**Records shown**:
******************************

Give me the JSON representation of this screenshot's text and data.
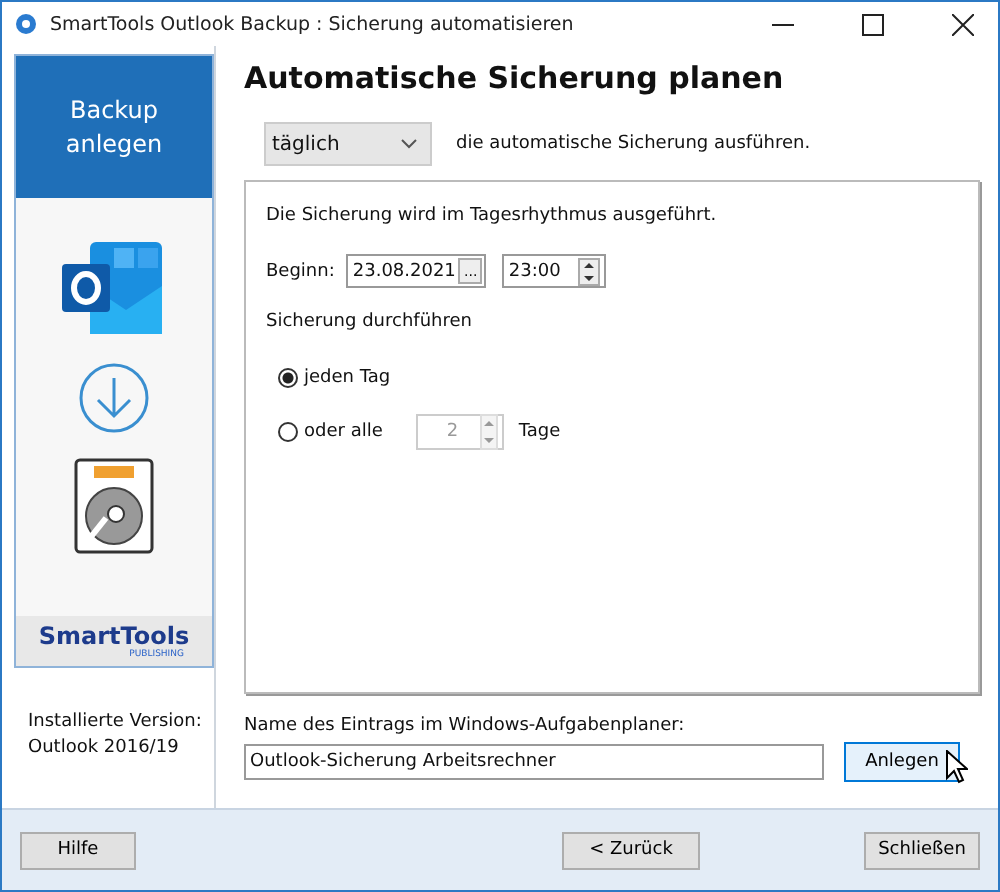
{
  "window": {
    "title": "SmartTools Outlook Backup : Sicherung automatisieren"
  },
  "sidebar": {
    "header": [
      "Backup",
      "anlegen"
    ],
    "logo": {
      "name": "SmartTools",
      "sub": "PUBLISHING"
    },
    "version": [
      "Installierte Version:",
      "Outlook 2016/19"
    ]
  },
  "heading": "Automatische Sicherung planen",
  "frequency": {
    "value": "täglich",
    "suffix": "die automatische Sicherung ausführen."
  },
  "schedule": {
    "description": "Die Sicherung wird im Tagesrhythmus ausgeführt.",
    "start_label": "Beginn:",
    "date": "23.08.2021",
    "date_button": "...",
    "time": "23:00",
    "repeat_label": "Sicherung durchführen",
    "options": [
      {
        "kind": "plain",
        "label": "jeden Tag",
        "selected": true
      },
      {
        "kind": "interval",
        "label": "oder alle",
        "value": "2",
        "unit": "Tage",
        "selected": false
      }
    ]
  },
  "task": {
    "label": "Name des Eintrags im Windows-Aufgabenplaner:",
    "value": "Outlook-Sicherung Arbeitsrechner",
    "button": "Anlegen"
  },
  "buttons": [
    "Hilfe",
    "< Zurück",
    "Schließen"
  ]
}
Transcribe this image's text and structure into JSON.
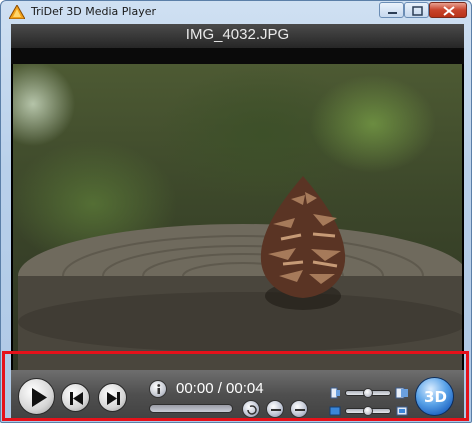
{
  "window": {
    "title": "TriDef 3D Media Player"
  },
  "player": {
    "filename": "IMG_4032.JPG",
    "time_display": "00:00 / 00:04"
  },
  "controls": {
    "button_3d": "3D"
  },
  "colors": {
    "highlight": "#e5111a",
    "control_bar": "#4f4f4f",
    "button_3d": "#1f64c2"
  },
  "icons": {
    "play": "play-icon",
    "prev": "skip-back-icon",
    "next": "skip-forward-icon",
    "info": "info-icon",
    "reset": "reset-view-icon",
    "fit": "fit-icon",
    "zoom": "zoom-icon"
  }
}
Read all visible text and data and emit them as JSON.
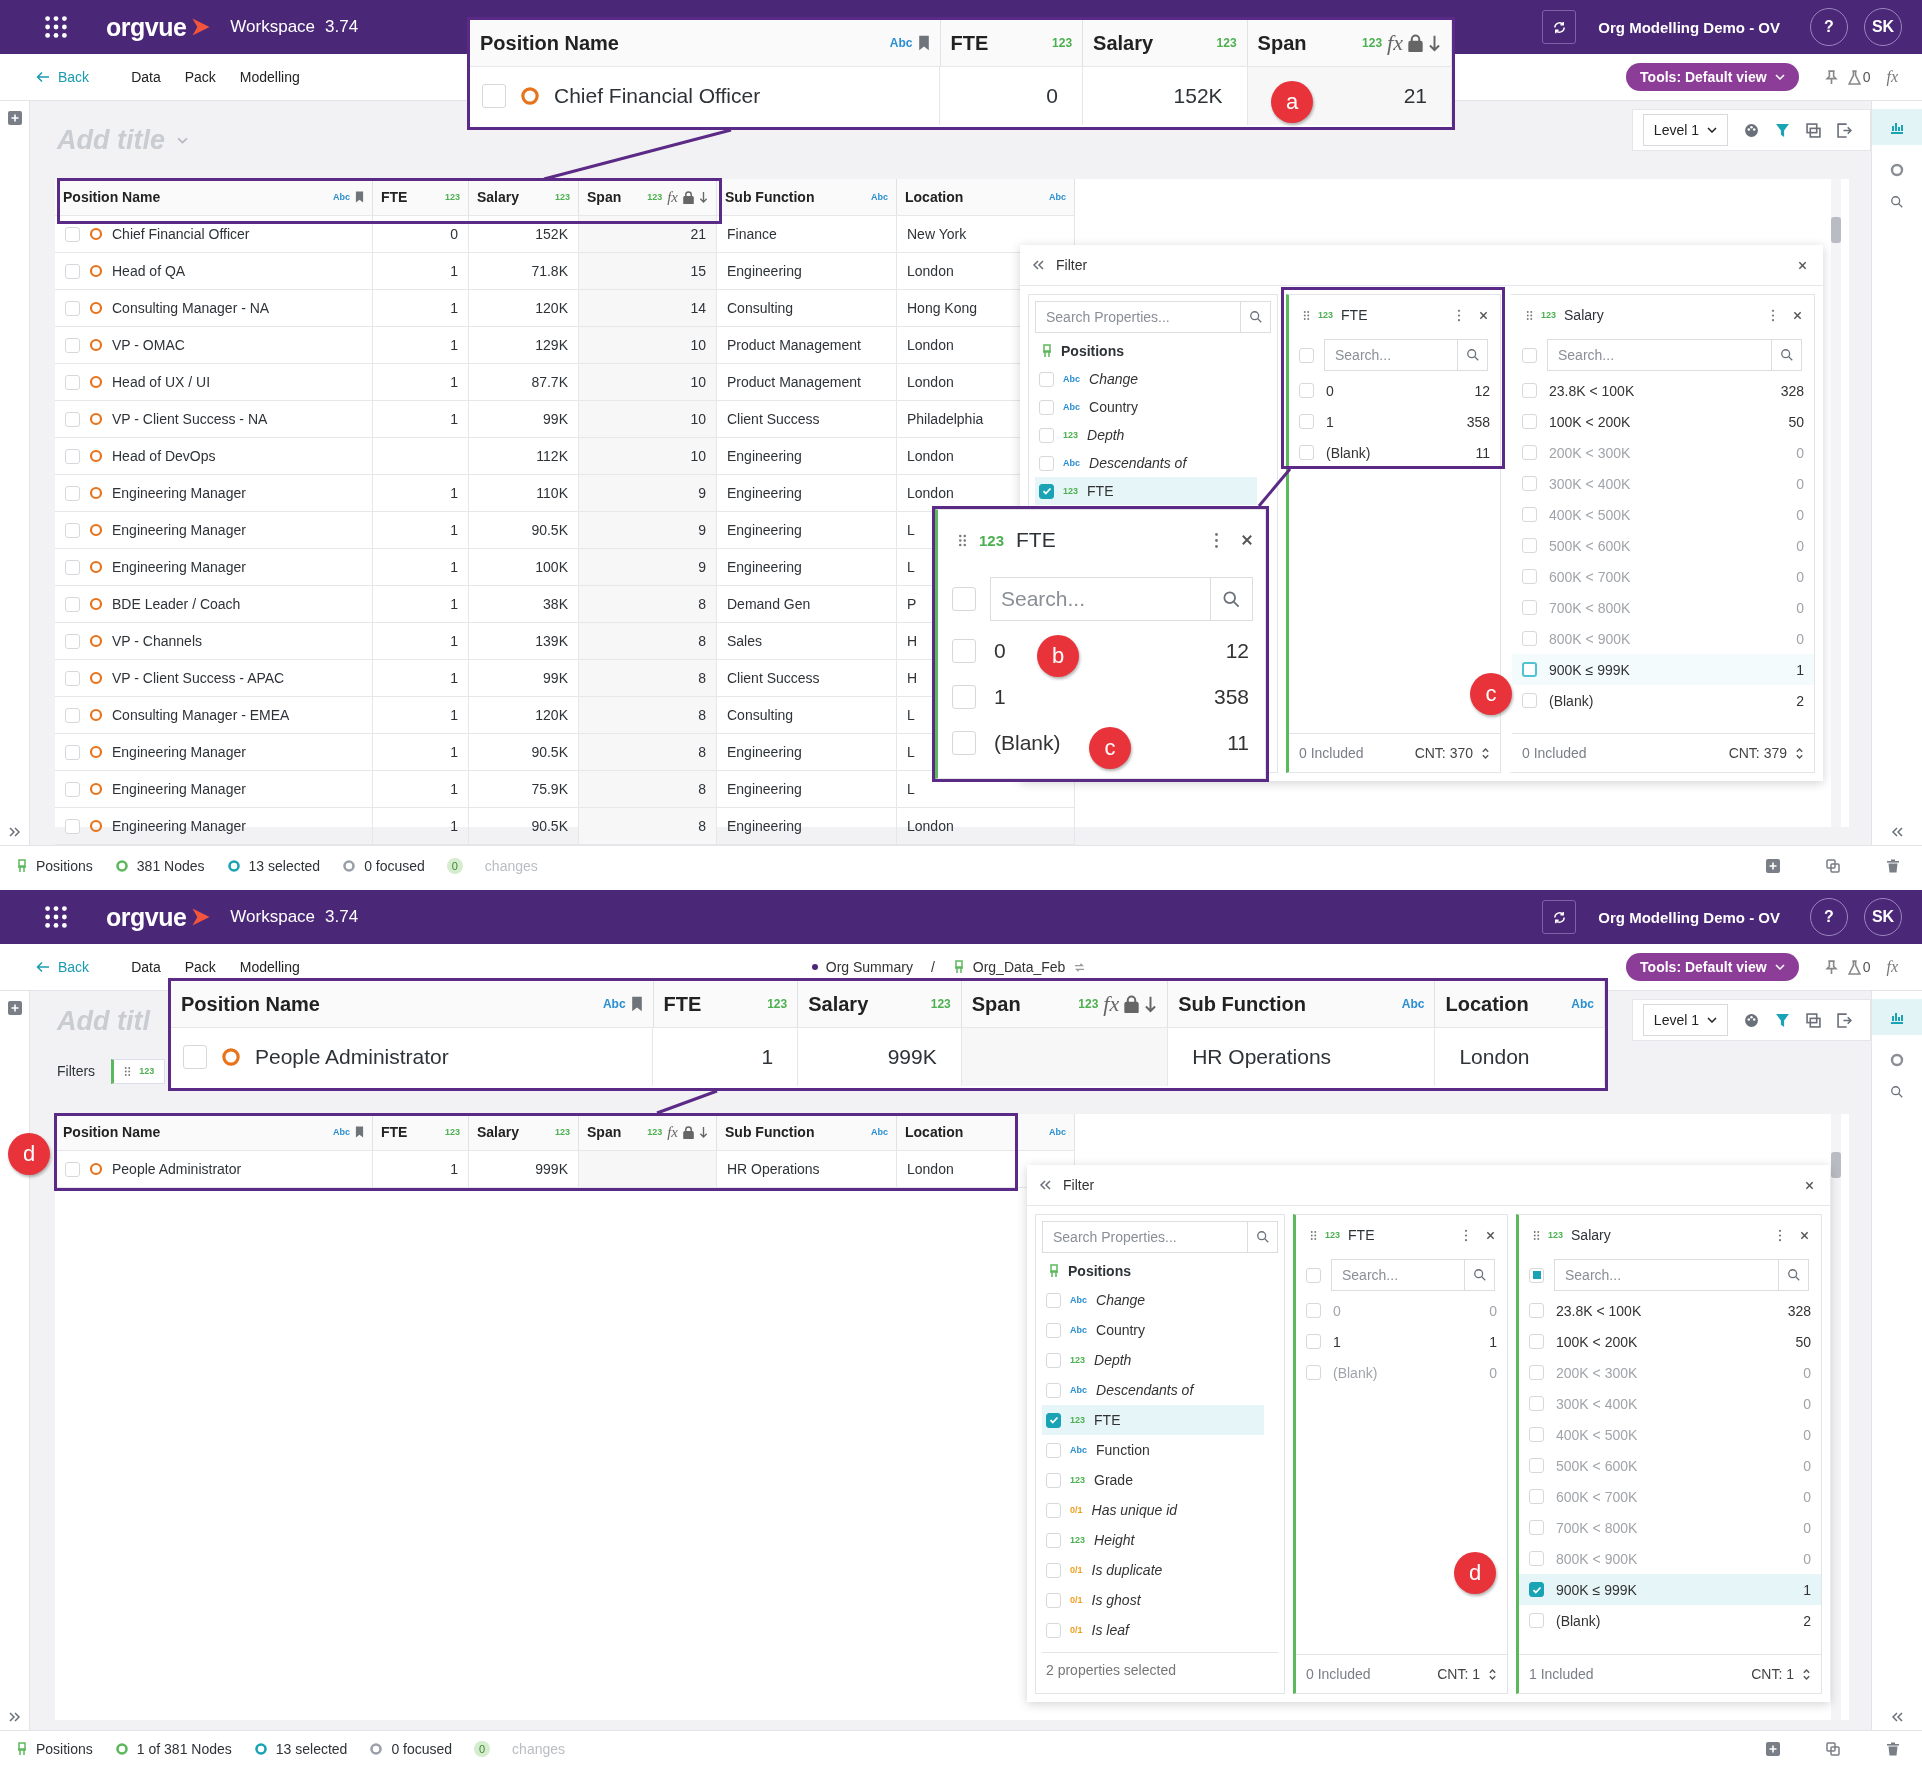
{
  "screens": [
    {
      "header": {
        "app_name": "orgvue",
        "workspace": "Workspace",
        "version": "3.74",
        "project": "Org Modelling Demo - OV",
        "help": "?",
        "avatar": "SK"
      },
      "nav": {
        "back": "Back",
        "tabs": [
          "Data",
          "Pack",
          "Modelling"
        ],
        "tools": "Tools: Default view",
        "flask_count": "0",
        "formula": "fx"
      },
      "title_placeholder": "Add title",
      "title_dropdown": true,
      "view_level": "Level 1",
      "table": {
        "columns": [
          {
            "name": "Position Name",
            "type": "Abc",
            "bookmark": true
          },
          {
            "name": "FTE",
            "type": "123"
          },
          {
            "name": "Salary",
            "type": "123"
          },
          {
            "name": "Span",
            "type": "123",
            "formula": "fx",
            "locked": true,
            "sorted": true
          },
          {
            "name": "Sub Function",
            "type": "Abc"
          },
          {
            "name": "Location",
            "type": "Abc"
          }
        ],
        "rows": [
          {
            "checked": false,
            "cells": [
              "Chief Financial Officer",
              "0",
              "152K",
              "21",
              "Finance",
              "New York"
            ]
          },
          {
            "checked": false,
            "cells": [
              "Head of QA",
              "1",
              "71.8K",
              "15",
              "Engineering",
              "London"
            ]
          },
          {
            "checked": false,
            "cells": [
              "Consulting Manager - NA",
              "1",
              "120K",
              "14",
              "Consulting",
              "Hong Kong"
            ]
          },
          {
            "checked": false,
            "cells": [
              "VP - OMAC",
              "1",
              "129K",
              "10",
              "Product Management",
              "London"
            ]
          },
          {
            "checked": false,
            "cells": [
              "Head of UX / UI",
              "1",
              "87.7K",
              "10",
              "Product Management",
              "London"
            ]
          },
          {
            "checked": false,
            "cells": [
              "VP - Client Success - NA",
              "1",
              "99K",
              "10",
              "Client Success",
              "Philadelphia"
            ]
          },
          {
            "checked": false,
            "cells": [
              "Head of DevOps",
              null,
              "112K",
              "10",
              "Engineering",
              "London"
            ]
          },
          {
            "checked": false,
            "cells": [
              "Engineering Manager",
              "1",
              "110K",
              "9",
              "Engineering",
              "London"
            ]
          },
          {
            "checked": false,
            "cells": [
              "Engineering Manager",
              "1",
              "90.5K",
              "9",
              "Engineering",
              "L"
            ]
          },
          {
            "checked": false,
            "cells": [
              "Engineering Manager",
              "1",
              "100K",
              "9",
              "Engineering",
              "L"
            ]
          },
          {
            "checked": false,
            "cells": [
              "BDE Leader / Coach",
              "1",
              "38K",
              "8",
              "Demand Gen",
              "P"
            ]
          },
          {
            "checked": false,
            "cells": [
              "VP - Channels",
              "1",
              "139K",
              "8",
              "Sales",
              "H"
            ]
          },
          {
            "checked": false,
            "cells": [
              "VP - Client Success - APAC",
              "1",
              "99K",
              "8",
              "Client Success",
              "H"
            ]
          },
          {
            "checked": false,
            "cells": [
              "Consulting Manager - EMEA",
              "1",
              "120K",
              "8",
              "Consulting",
              "L"
            ]
          },
          {
            "checked": false,
            "cells": [
              "Engineering Manager",
              "1",
              "90.5K",
              "8",
              "Engineering",
              "L"
            ]
          },
          {
            "checked": false,
            "cells": [
              "Engineering Manager",
              "1",
              "75.9K",
              "8",
              "Engineering",
              "L"
            ]
          },
          {
            "checked": false,
            "cells": [
              "Engineering Manager",
              "1",
              "90.5K",
              "8",
              "Engineering",
              "London"
            ]
          }
        ]
      },
      "filter_panel": {
        "title": "Filter",
        "search_placeholder": "Search Properties...",
        "entity": "Positions",
        "properties": [
          {
            "type": "Abc",
            "name": "Change",
            "calculated": true,
            "checked": false
          },
          {
            "type": "Abc",
            "name": "Country",
            "calculated": false,
            "checked": false
          },
          {
            "type": "123",
            "name": "Depth",
            "calculated": true,
            "checked": false
          },
          {
            "type": "Abc",
            "name": "Descendants of",
            "calculated": true,
            "checked": false
          },
          {
            "type": "123",
            "name": "FTE",
            "calculated": false,
            "checked": true
          }
        ],
        "cards": [
          {
            "type": "123",
            "name": "FTE",
            "active": true,
            "partial": false,
            "search_placeholder": "Search...",
            "included": "0 Included",
            "count": "CNT: 370",
            "items": [
              {
                "label": "0",
                "count": "12",
                "checked": false,
                "muted": false,
                "focused": false
              },
              {
                "label": "1",
                "count": "358",
                "checked": false,
                "muted": false,
                "focused": false
              },
              {
                "label": "(Blank)",
                "count": "11",
                "checked": false,
                "muted": false,
                "focused": false
              }
            ]
          },
          {
            "type": "123",
            "name": "Salary",
            "active": false,
            "partial": false,
            "search_placeholder": "Search...",
            "included": "0 Included",
            "count": "CNT: 379",
            "items": [
              {
                "label": "23.8K < 100K",
                "count": "328",
                "checked": false,
                "muted": false,
                "focused": false
              },
              {
                "label": "100K < 200K",
                "count": "50",
                "checked": false,
                "muted": false,
                "focused": false
              },
              {
                "label": "200K < 300K",
                "count": "0",
                "checked": false,
                "muted": true,
                "focused": false
              },
              {
                "label": "300K < 400K",
                "count": "0",
                "checked": false,
                "muted": true,
                "focused": false
              },
              {
                "label": "400K < 500K",
                "count": "0",
                "checked": false,
                "muted": true,
                "focused": false
              },
              {
                "label": "500K < 600K",
                "count": "0",
                "checked": false,
                "muted": true,
                "focused": false
              },
              {
                "label": "600K < 700K",
                "count": "0",
                "checked": false,
                "muted": true,
                "focused": false
              },
              {
                "label": "700K < 800K",
                "count": "0",
                "checked": false,
                "muted": true,
                "focused": false
              },
              {
                "label": "800K < 900K",
                "count": "0",
                "checked": false,
                "muted": true,
                "focused": false
              },
              {
                "label": "900K ≤ 999K",
                "count": "1",
                "checked": false,
                "muted": false,
                "focused": true
              },
              {
                "label": "(Blank)",
                "count": "2",
                "checked": false,
                "muted": false,
                "focused": false
              }
            ]
          }
        ]
      },
      "status_bar": {
        "entity": "Positions",
        "nodes": "381 Nodes",
        "selected": "13 selected",
        "focused": "0 focused",
        "changes_count": "0",
        "changes": "changes"
      },
      "callouts": [
        {
          "kind": "table",
          "columns": [
            {
              "name": "Position Name",
              "type": "Abc",
              "bookmark": true
            },
            {
              "name": "FTE",
              "type": "123"
            },
            {
              "name": "Salary",
              "type": "123"
            },
            {
              "name": "Span",
              "type": "123",
              "formula": "fx",
              "locked": true,
              "sorted": true
            }
          ],
          "checked": false,
          "cells": [
            "Chief Financial Officer",
            "0",
            "152K",
            "21"
          ]
        },
        {
          "kind": "filter_card",
          "type": "123",
          "name": "FTE",
          "active": true,
          "partial": false,
          "search_placeholder": "Search...",
          "items": [
            {
              "label": "0",
              "count": "12",
              "checked": false
            },
            {
              "label": "1",
              "count": "358",
              "checked": false
            },
            {
              "label": "(Blank)",
              "count": "11",
              "checked": false
            }
          ]
        }
      ],
      "markers": [
        "a",
        "b",
        "c",
        "c"
      ]
    },
    {
      "header": {
        "app_name": "orgvue",
        "workspace": "Workspace",
        "version": "3.74",
        "project": "Org Modelling Demo - OV",
        "help": "?",
        "avatar": "SK"
      },
      "nav": {
        "back": "Back",
        "tabs": [
          "Data",
          "Pack",
          "Modelling"
        ],
        "breadcrumb": {
          "items": [
            "Org Summary",
            "Org_Data_Feb"
          ],
          "separator": "/"
        },
        "tools": "Tools: Default view",
        "flask_count": "0",
        "formula": "fx"
      },
      "title_placeholder": "Add titl",
      "title_dropdown": false,
      "view_level": "Level 1",
      "filters": {
        "label": "Filters",
        "chips": [
          {
            "type": "123"
          }
        ]
      },
      "table": {
        "columns": [
          {
            "name": "Position Name",
            "type": "Abc",
            "bookmark": true
          },
          {
            "name": "FTE",
            "type": "123"
          },
          {
            "name": "Salary",
            "type": "123"
          },
          {
            "name": "Span",
            "type": "123",
            "formula": "fx",
            "locked": true,
            "sorted": true
          },
          {
            "name": "Sub Function",
            "type": "Abc"
          },
          {
            "name": "Location",
            "type": "Abc"
          }
        ],
        "rows": [
          {
            "checked": false,
            "cells": [
              "People Administrator",
              "1",
              "999K",
              null,
              "HR Operations",
              "London"
            ]
          }
        ]
      },
      "filter_panel": {
        "title": "Filter",
        "search_placeholder": "Search Properties...",
        "entity": "Positions",
        "properties": [
          {
            "type": "Abc",
            "name": "Change",
            "calculated": true,
            "checked": false
          },
          {
            "type": "Abc",
            "name": "Country",
            "calculated": false,
            "checked": false
          },
          {
            "type": "123",
            "name": "Depth",
            "calculated": true,
            "checked": false
          },
          {
            "type": "Abc",
            "name": "Descendants of",
            "calculated": true,
            "checked": false
          },
          {
            "type": "123",
            "name": "FTE",
            "calculated": false,
            "checked": true
          },
          {
            "type": "Abc",
            "name": "Function",
            "calculated": false,
            "checked": false
          },
          {
            "type": "123",
            "name": "Grade",
            "calculated": false,
            "checked": false
          },
          {
            "type": "0/1",
            "name": "Has unique id",
            "calculated": true,
            "checked": false
          },
          {
            "type": "123",
            "name": "Height",
            "calculated": true,
            "checked": false
          },
          {
            "type": "0/1",
            "name": "Is duplicate",
            "calculated": true,
            "checked": false
          },
          {
            "type": "0/1",
            "name": "Is ghost",
            "calculated": true,
            "checked": false
          },
          {
            "type": "0/1",
            "name": "Is leaf",
            "calculated": true,
            "checked": false
          }
        ],
        "footer": "2 properties selected",
        "cards": [
          {
            "type": "123",
            "name": "FTE",
            "active": true,
            "partial": false,
            "search_placeholder": "Search...",
            "included": "0 Included",
            "count": "CNT: 1",
            "items": [
              {
                "label": "0",
                "count": "0",
                "checked": false,
                "muted": true,
                "focused": false
              },
              {
                "label": "1",
                "count": "1",
                "checked": false,
                "muted": false,
                "focused": false
              },
              {
                "label": "(Blank)",
                "count": "0",
                "checked": false,
                "muted": true,
                "focused": false
              }
            ]
          },
          {
            "type": "123",
            "name": "Salary",
            "active": true,
            "partial": true,
            "search_placeholder": "Search...",
            "included": "1 Included",
            "count": "CNT: 1",
            "items": [
              {
                "label": "23.8K < 100K",
                "count": "328",
                "checked": false,
                "muted": false,
                "focused": false
              },
              {
                "label": "100K < 200K",
                "count": "50",
                "checked": false,
                "muted": false,
                "focused": false
              },
              {
                "label": "200K < 300K",
                "count": "0",
                "checked": false,
                "muted": true,
                "focused": false
              },
              {
                "label": "300K < 400K",
                "count": "0",
                "checked": false,
                "muted": true,
                "focused": false
              },
              {
                "label": "400K < 500K",
                "count": "0",
                "checked": false,
                "muted": true,
                "focused": false
              },
              {
                "label": "500K < 600K",
                "count": "0",
                "checked": false,
                "muted": true,
                "focused": false
              },
              {
                "label": "600K < 700K",
                "count": "0",
                "checked": false,
                "muted": true,
                "focused": false
              },
              {
                "label": "700K < 800K",
                "count": "0",
                "checked": false,
                "muted": true,
                "focused": false
              },
              {
                "label": "800K < 900K",
                "count": "0",
                "checked": false,
                "muted": true,
                "focused": false
              },
              {
                "label": "900K ≤ 999K",
                "count": "1",
                "checked": true,
                "muted": false,
                "focused": false
              },
              {
                "label": "(Blank)",
                "count": "2",
                "checked": false,
                "muted": false,
                "focused": false
              }
            ]
          }
        ]
      },
      "status_bar": {
        "entity": "Positions",
        "nodes": "1 of 381 Nodes",
        "selected": "13 selected",
        "focused": "0 focused",
        "changes_count": "0",
        "changes": "changes"
      },
      "callouts": [
        {
          "kind": "table",
          "columns": [
            {
              "name": "Position Name",
              "type": "Abc",
              "bookmark": true
            },
            {
              "name": "FTE",
              "type": "123"
            },
            {
              "name": "Salary",
              "type": "123"
            },
            {
              "name": "Span",
              "type": "123",
              "formula": "fx",
              "locked": true,
              "sorted": true
            },
            {
              "name": "Sub Function",
              "type": "Abc"
            },
            {
              "name": "Location",
              "type": "Abc"
            }
          ],
          "checked": false,
          "cells": [
            "People Administrator",
            "1",
            "999K",
            null,
            "HR Operations",
            "London"
          ]
        }
      ],
      "markers": [
        "d",
        "d"
      ]
    }
  ]
}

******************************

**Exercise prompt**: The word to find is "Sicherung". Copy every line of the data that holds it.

**Output below**:
    "title": "SmartTools Outlook Backup : Sicherung automatisieren"
  "heading": "Automatische Sicherung planen",
    "suffix": "die automatische Sicherung ausführen."
    "description": "Die Sicherung wird im Tagesrhythmus ausgeführt.",
    "repeat_label": "Sicherung durchführen",
    "value": "Outlook-Sicherung Arbeitsrechner",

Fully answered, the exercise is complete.